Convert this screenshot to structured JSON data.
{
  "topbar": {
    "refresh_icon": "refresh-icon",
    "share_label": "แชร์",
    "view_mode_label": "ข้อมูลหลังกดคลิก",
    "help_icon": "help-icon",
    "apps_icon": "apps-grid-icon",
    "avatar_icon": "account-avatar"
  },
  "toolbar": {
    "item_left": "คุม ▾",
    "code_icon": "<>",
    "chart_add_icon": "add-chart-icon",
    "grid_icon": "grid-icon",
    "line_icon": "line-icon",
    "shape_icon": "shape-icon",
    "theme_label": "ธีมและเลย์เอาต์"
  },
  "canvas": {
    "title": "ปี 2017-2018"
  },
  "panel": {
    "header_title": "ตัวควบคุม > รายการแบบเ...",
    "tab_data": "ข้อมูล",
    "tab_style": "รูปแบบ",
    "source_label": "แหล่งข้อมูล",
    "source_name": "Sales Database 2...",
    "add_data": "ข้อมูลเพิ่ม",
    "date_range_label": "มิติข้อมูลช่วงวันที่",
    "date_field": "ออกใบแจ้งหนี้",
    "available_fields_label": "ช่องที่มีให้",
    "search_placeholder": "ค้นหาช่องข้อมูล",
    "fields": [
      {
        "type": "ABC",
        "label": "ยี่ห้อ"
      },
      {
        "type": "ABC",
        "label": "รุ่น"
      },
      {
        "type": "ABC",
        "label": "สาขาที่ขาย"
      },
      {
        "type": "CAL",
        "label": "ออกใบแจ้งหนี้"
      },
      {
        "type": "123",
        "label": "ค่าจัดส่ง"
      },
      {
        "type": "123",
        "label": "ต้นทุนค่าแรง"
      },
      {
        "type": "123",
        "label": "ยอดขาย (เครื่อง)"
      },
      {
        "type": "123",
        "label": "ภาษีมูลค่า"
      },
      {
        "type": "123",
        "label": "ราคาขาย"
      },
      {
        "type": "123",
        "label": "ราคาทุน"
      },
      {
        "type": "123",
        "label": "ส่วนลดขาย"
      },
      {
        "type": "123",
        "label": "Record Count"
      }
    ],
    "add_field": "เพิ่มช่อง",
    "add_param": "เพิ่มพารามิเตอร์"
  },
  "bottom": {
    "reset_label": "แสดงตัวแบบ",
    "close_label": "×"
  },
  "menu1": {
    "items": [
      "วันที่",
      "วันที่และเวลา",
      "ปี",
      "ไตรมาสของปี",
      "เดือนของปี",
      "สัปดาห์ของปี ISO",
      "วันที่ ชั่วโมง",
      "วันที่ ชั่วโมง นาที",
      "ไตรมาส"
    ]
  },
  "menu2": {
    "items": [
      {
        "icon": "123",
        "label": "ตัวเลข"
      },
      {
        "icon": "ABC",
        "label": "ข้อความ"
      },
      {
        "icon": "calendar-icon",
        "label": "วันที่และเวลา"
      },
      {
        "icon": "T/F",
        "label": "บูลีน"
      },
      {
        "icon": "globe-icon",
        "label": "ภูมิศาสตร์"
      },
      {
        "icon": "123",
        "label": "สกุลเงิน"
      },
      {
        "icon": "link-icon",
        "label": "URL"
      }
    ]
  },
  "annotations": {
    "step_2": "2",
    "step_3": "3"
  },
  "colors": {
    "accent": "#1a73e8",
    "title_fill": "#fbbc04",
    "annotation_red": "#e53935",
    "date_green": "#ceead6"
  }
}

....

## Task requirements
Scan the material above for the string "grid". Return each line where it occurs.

## Exercise output
    "apps_icon": "apps-grid-icon",
    "grid_icon": "grid-icon",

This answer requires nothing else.